LIDAR, the light detection and ranging technology currently being developed and trialed in the Caribbean, is thought to be a huge step towards helping prepare Global South Countries for natural disasters.
The Pilot Program for Climate Resilience (PPCR) are the first organization to trial the technology, which gathers data on countries like Jamaica and Haiti, and uses the acquired information to predict future impacts and their potential for hazards. It measures Bathymetry (the depth below sea level) and Topography (the height above sea level) to compare currents and surges for abnormalities and aims to build defenses against the aftermath of these types of events. It also uses light rays hooked up to sensors, to generate 3D models of approaching threats. This allows them to accurately and precisely measure things like tides shifts and wind speeds/directions, which can give indication of both the whereabouts a future natural danger is likely to strike, and the magnitude of its force and destruction. This can help inform resilience policies, so that countries can plan for these events and place protective infrastructures in the most effective places.
In light of the recent Category 5 hurricane that devastated the Bahamas during September 2019, it is imperative that vulnerable countries begin putting systems in place to become more resilient to these natural phenomena in future.
Dorian was one of the most destructive Atlantic hurricanes on record, causing at least 50 deaths, storm surges more than 20 feet high, and mass evacuations in the Bahamas.’ – Ainsley Henry – manager for the Pilot Program for Climate Resilience (PPCR).
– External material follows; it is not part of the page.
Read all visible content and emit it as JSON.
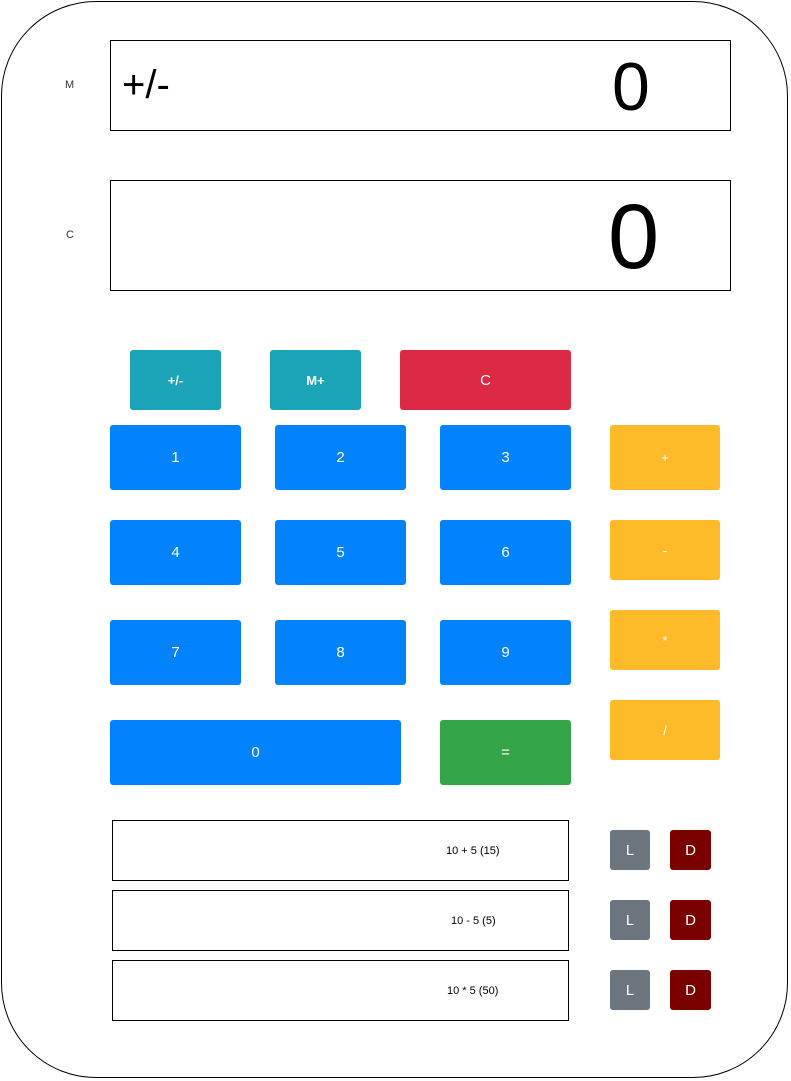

It is believed that the disastrous effects on the Bahamas could have been greatly reduced if technologies such as LIDAR had been in place. Future plans are underway to train governments in the use of valuable technologies such as these to be able to provide better defense of their people and preservation of their countries. Data sets gathered using technologies such as LIDAR could provide not only greater resilience before disaster strikes, but also greater recovery and ability to rebuild after the problem has occurred. It could help Global South governments prevent people from living in the highly dangerous zones and provide safer houses and roads that can withstand these risks.
Disaster resilience, impact reduction, enabled recovery.
For more information on LIDAR, and to listen to the full podcast interview with Ainsley Henry, please follow the link: